The struggle must continue. Now more than ever. Maybe too many people don’t care enough outside their own little worlds, but plenty do. People who have been denied a voice in our corrupt and twisted system.
Let’s not give up. Let’s quickly decide where to take the fight. Should we campaign for a fair voting system such as Proportional Representation and put an end to all the tactical voting and wasted votes before the next General Election? Should we campaign on party funding and the influence of the corporate media who mounted a vicious campaign against Cameron’s opponents to protect their own vested interests? Having considered and discussed these issues over the last few days, I’m not so sure either of these are now worthy pursuits.
What are the chances of The Tories introducing a bill to the House of Commons to reform the First Past the Post electoral system that so benefits them? What chance is there that they will reform party funding when it is their party that benefits most from rich donors? It’s just not going to happen. Maybe if Labour had won, but not now.
So what then? One thought is that we campaign for devolution from Westminster. Here’s 3 reasons why:
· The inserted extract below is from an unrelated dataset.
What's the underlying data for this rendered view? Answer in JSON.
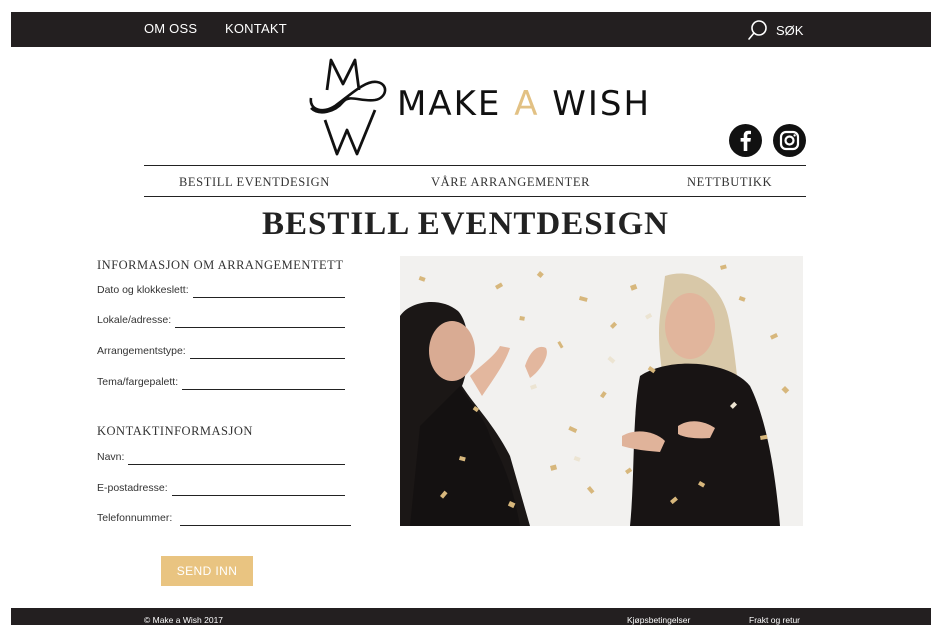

- This is already on the Tory agenda, we just need to hijack it. George Osbourne announced his plans for Manchester last November and he’ll now try and implement them, but there is a problem. Manchester doesn’t want an elected mayor. We’ve said so in a referendum before.
- Scotland will get more devolution now; probably Devo-max, with all tax raising other than VAT and all spending other than defense handed over to the Scottish Parliament. We should demand the same in the North of England – not the pathetic handing out of a few quid that Manchester is to be granted under Devo-Manc, but genuine devolution to the regions with real political accountability and democracy at a local level.
- In the North of England, Labour still have the upper hand and if we can convince our MPs to support us on this issue we can build strong support in Westminster
There is no point trying to force political reform onto the agenda at Westminster. The Establishment won. The Tories won with a majority (albeit a slim one) and there’s no chance of them introducing any legislation that will be detrimental to their hold on power in the future. Of course we can fight them on each and every bit of damaging legislation they try to introduce and highlight the damage they’re doing every day, but at the same time we could bring about real change from within our local communities if we can wrestle power from then by ambushing the Tory devolution plans.
Manchester could well be the key battleground. What if we were to fight Osborne’s Devo-Manc deal with everything we’ve got? Demand a referendum in which we reject his deal and demand devolution on our own terms. There are a great number of local political and environment organisations now and if they work together we could mobilize.